Without some knowledge of Constitutional History it is absolutely impossible to do justice to the characters and positions of the actors in the great drama; absolutely impossible to understand the origin of parties, the development of principles, the growth of nations in spite of parties and in defiance of principles. It alone can teach why it is that in politics good men do not always think alike, that the worst cause has often been illustrated with the most heroic virtue, and that the world owes some of its greatest debts to men from whose very memory it recoils.
The Constitutional History of England (1873-8; Oxford: Clarendon Press, 1903) vol. 1, pp. iii-iv.
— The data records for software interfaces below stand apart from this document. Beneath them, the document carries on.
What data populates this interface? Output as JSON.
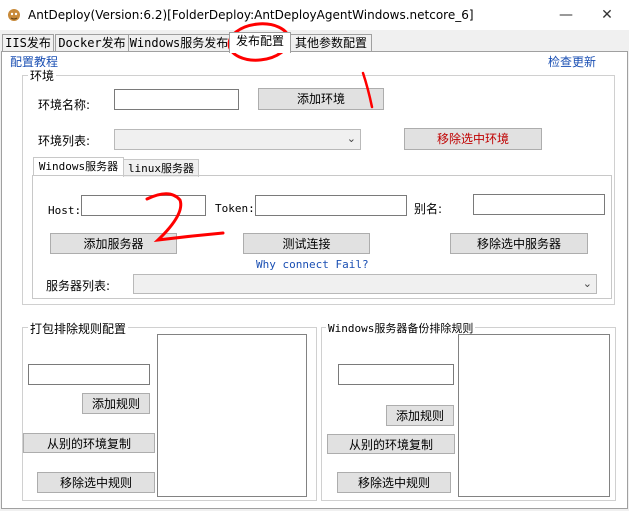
{
  "window": {
    "title": "AntDeploy(Version:6.2)[FolderDeploy:AntDeployAgentWindows.netcore_6]",
    "minimize_icon": "minimize-icon",
    "close_icon": "close-icon",
    "minimize_glyph": "—",
    "close_glyph": "✕"
  },
  "tabs": [
    {
      "label": "IIS发布"
    },
    {
      "label": "Docker发布"
    },
    {
      "label": "Windows服务发布"
    },
    {
      "label": "发布配置"
    },
    {
      "label": "其他参数配置"
    }
  ],
  "links": {
    "tutorial": "配置教程",
    "check_update": "检查更新"
  },
  "env": {
    "group_label": "环境",
    "name_label": "环境名称:",
    "name_value": "",
    "add_button": "添加环境",
    "list_label": "环境列表:",
    "list_value": "",
    "remove_button": "移除选中环境"
  },
  "server_tabs": [
    {
      "label": "Windows服务器"
    },
    {
      "label": "linux服务器"
    }
  ],
  "server": {
    "host_label": "Host:",
    "host_value": "",
    "token_label": "Token:",
    "token_value": "",
    "alias_label": "别名:",
    "alias_value": "",
    "add_button": "添加服务器",
    "test_button": "测试连接",
    "remove_button": "移除选中服务器",
    "fail_link": "Why connect Fail?",
    "list_label": "服务器列表:",
    "list_value": ""
  },
  "pack_rules": {
    "group_label": "打包排除规则配置",
    "input_value": "",
    "add_button": "添加规则",
    "copy_button": "从别的环境复制",
    "remove_button": "移除选中规则"
  },
  "backup_rules": {
    "group_label": "Windows服务器备份排除规则",
    "input_value": "",
    "add_button": "添加规则",
    "copy_button": "从别的环境复制",
    "remove_button": "移除选中规则"
  },
  "annotations": {
    "number_1": "1",
    "number_2": "2",
    "color": "#ff0000"
  },
  "colors": {
    "link": "#1a4fb3",
    "danger_text": "#c00000"
  }
}
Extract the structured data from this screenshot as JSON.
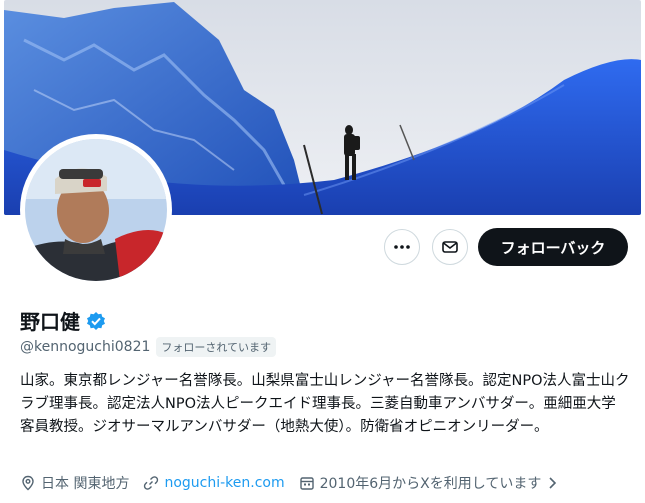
{
  "profile": {
    "display_name": "野口健",
    "handle": "@kennoguchi0821",
    "follows_you_badge": "フォローされています",
    "verified_icon": "verified-badge-icon",
    "bio": "山家。東京都レンジャー名誉隊長。山梨県富士山レンジャー名誉隊長。認定NPO法人富士山クラブ理事長。認定法人NPO法人ピークエイド理事長。三菱自動車アンバサダー。亜細亜大学客員教授。ジオサーマルアンバサダー（地熱大使）。防衛省オピニオンリーダー。",
    "location": "日本 関東地方",
    "website": "noguchi-ken.com",
    "joined": "2010年6月からXを利用しています"
  },
  "actions": {
    "more_icon": "more-icon",
    "message_icon": "mail-icon",
    "follow_back_label": "フォローバック"
  },
  "colors": {
    "accent": "#1d9bf0",
    "primary_button": "#0f1419",
    "secondary_text": "#536471"
  }
}
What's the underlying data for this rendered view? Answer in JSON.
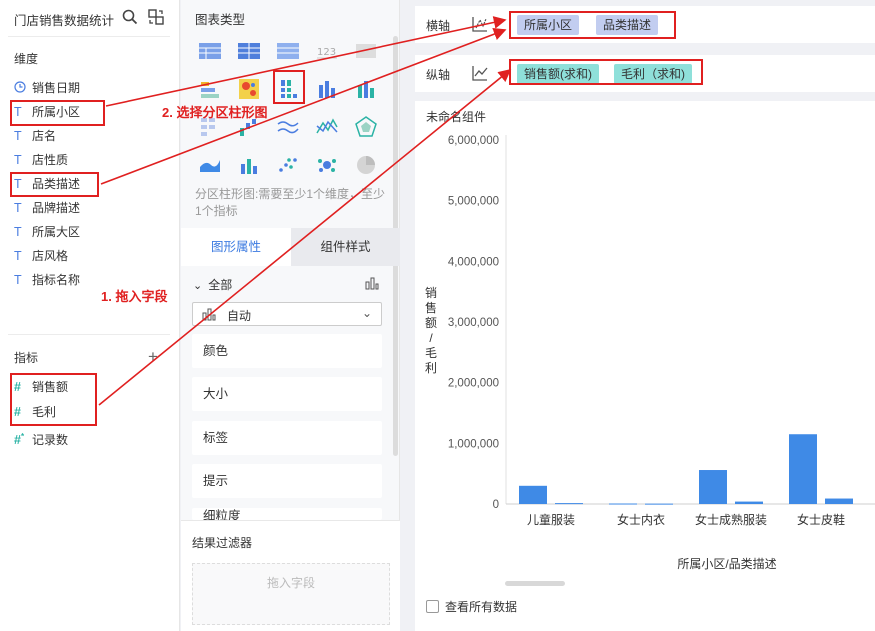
{
  "dataset": {
    "title": "门店销售数据统计",
    "dimensions_title": "维度",
    "dimensions": [
      {
        "label": "销售日期",
        "icon": "clock-icon"
      },
      {
        "label": "所属小区",
        "icon": "text-field-icon"
      },
      {
        "label": "店名",
        "icon": "text-field-icon"
      },
      {
        "label": "店性质",
        "icon": "text-field-icon"
      },
      {
        "label": "品类描述",
        "icon": "text-field-icon"
      },
      {
        "label": "品牌描述",
        "icon": "text-field-icon"
      },
      {
        "label": "所属大区",
        "icon": "text-field-icon"
      },
      {
        "label": "店风格",
        "icon": "text-field-icon"
      },
      {
        "label": "指标名称",
        "icon": "text-field-icon"
      }
    ],
    "measures_title": "指标",
    "measures": [
      {
        "label": "销售额",
        "icon": "number-field-icon"
      },
      {
        "label": "毛利",
        "icon": "number-field-icon"
      },
      {
        "label": "记录数",
        "icon": "number-field-icon"
      }
    ]
  },
  "chart_types": {
    "title": "图表类型",
    "description": "分区柱形图:需要至少1个维度，至少1个指标",
    "selected": "grouped-bar-chart-icon"
  },
  "tabs": {
    "shape": "图形属性",
    "style": "组件样式",
    "active": "shape"
  },
  "properties": {
    "all_label": "全部",
    "auto_label": "自动",
    "rows": [
      "颜色",
      "大小",
      "标签",
      "提示",
      "细粒度"
    ]
  },
  "filter": {
    "title": "结果过滤器",
    "placeholder": "拖入字段"
  },
  "axes": {
    "x_label": "横轴",
    "y_label": "纵轴",
    "x_fields": [
      "所属小区",
      "品类描述"
    ],
    "y_fields": [
      "销售额(求和)",
      "毛利（求和)"
    ]
  },
  "component_title": "未命名组件",
  "view_all_label": "查看所有数据",
  "annotations": {
    "step1": "1. 拖入字段",
    "step2": "2. 选择分区柱形图"
  },
  "colors": {
    "accent": "#3b7ae0",
    "bar": "#3f8ae6",
    "annotation": "#e02020",
    "dimension_pill": "#c2cdf0",
    "measure_pill": "#8fe0da"
  },
  "chart_data": {
    "type": "bar",
    "categories": [
      "儿童服装",
      "女士内衣",
      "女士成熟服装",
      "女士皮鞋"
    ],
    "series": [
      {
        "values": [
          300000,
          8000,
          560000,
          1150000
        ]
      },
      {
        "values": [
          15000,
          6000,
          40000,
          90000
        ]
      }
    ],
    "ylim": [
      0,
      6000000
    ],
    "y_ticks": [
      "0",
      "1,000,000",
      "2,000,000",
      "3,000,000",
      "4,000,000",
      "5,000,000",
      "6,000,000"
    ],
    "xlabel": "所属小区/品类描述",
    "ylabel": "销售额/毛利",
    "grid": false
  }
}
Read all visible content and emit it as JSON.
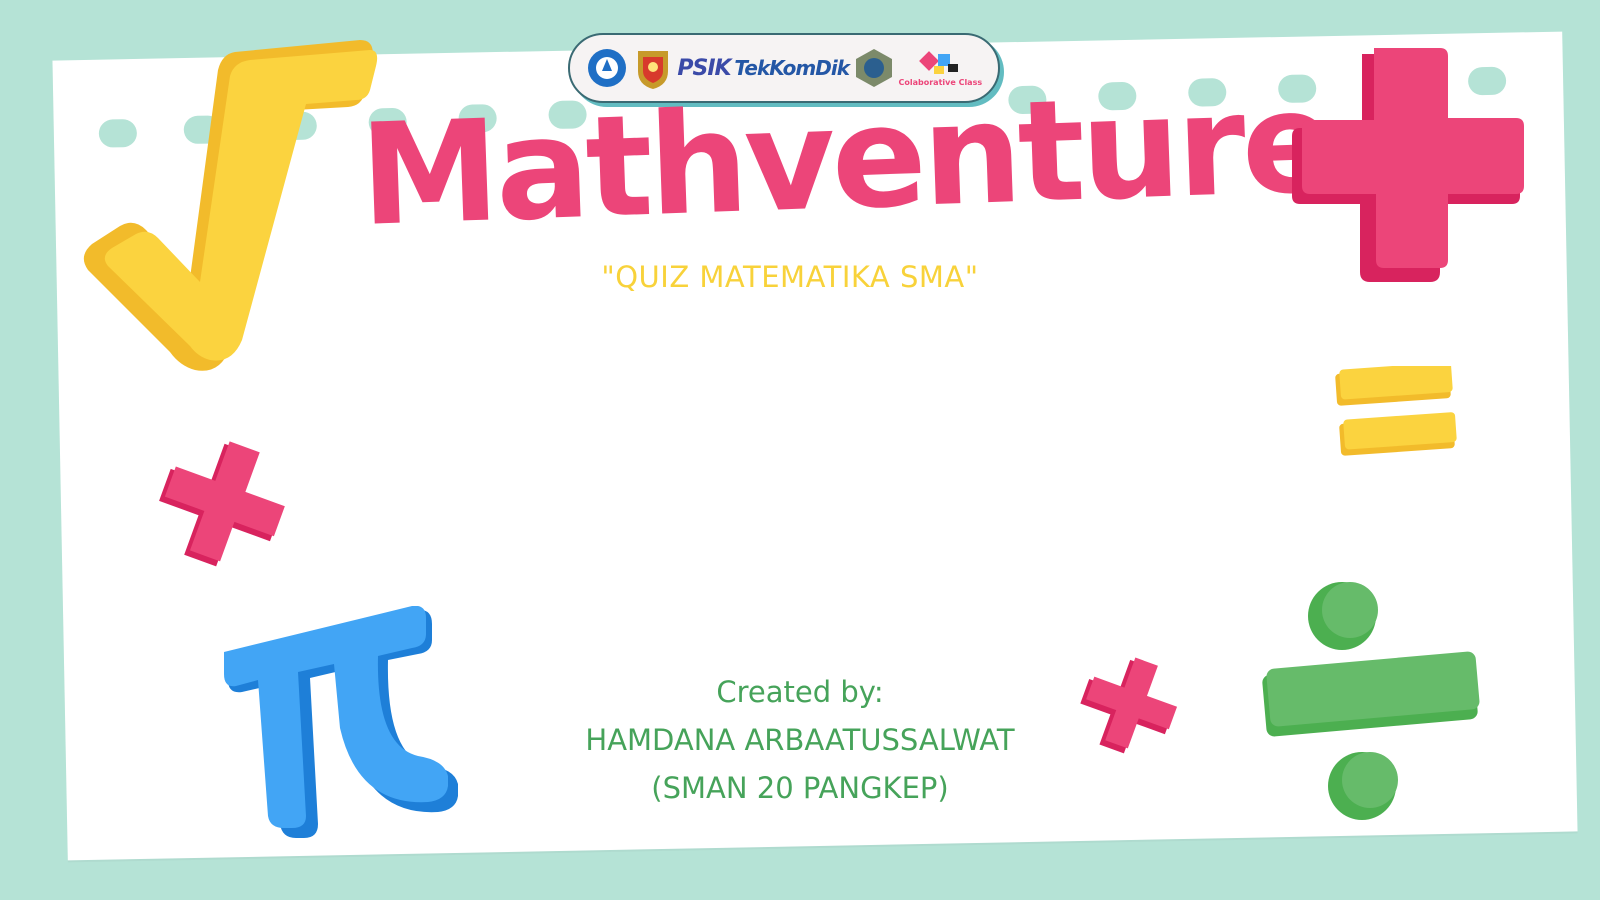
{
  "logos": {
    "items": [
      {
        "name": "ministry-emblem-icon"
      },
      {
        "name": "province-emblem-icon"
      },
      {
        "name": "psik-logo",
        "text": "PSIK"
      },
      {
        "name": "tekkomdik-logo",
        "text": "TekKomDik"
      },
      {
        "name": "institution-seal-icon"
      },
      {
        "name": "colaborative-class-logo",
        "text": "Colaborative Class"
      }
    ]
  },
  "title": "Mathventure",
  "subtitle": "\"QUIZ MATEMATIKA SMA\"",
  "credits": {
    "line1": "Created by:",
    "line2": "HAMDANA ARBAATUSSALWAT",
    "line3": "(SMAN 20 PANGKEP)"
  },
  "colors": {
    "background": "#b5e3d6",
    "title": "#ec4579",
    "subtitle": "#f8d23a",
    "credits": "#46a35a",
    "pink": "#ec4579",
    "yellow": "#fbd33f",
    "blue": "#42a5f5",
    "green": "#66bb6a"
  },
  "decorations": [
    "square-root-icon",
    "plus-icon",
    "equals-icon",
    "pi-icon",
    "divide-icon"
  ]
}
The study of Constitutional History is essentially a tracing of causes and consequences; the examination of a distinct growth from a well-defined germ to full maturity: a growth, the particular shaping and direction of which are due to a diversity of causes, but whose life and developing power lies deep in the very nature of the people. It is not then the collection of a multitude of facts and views, but the piecing of the links of a perfect chain.William Stubbs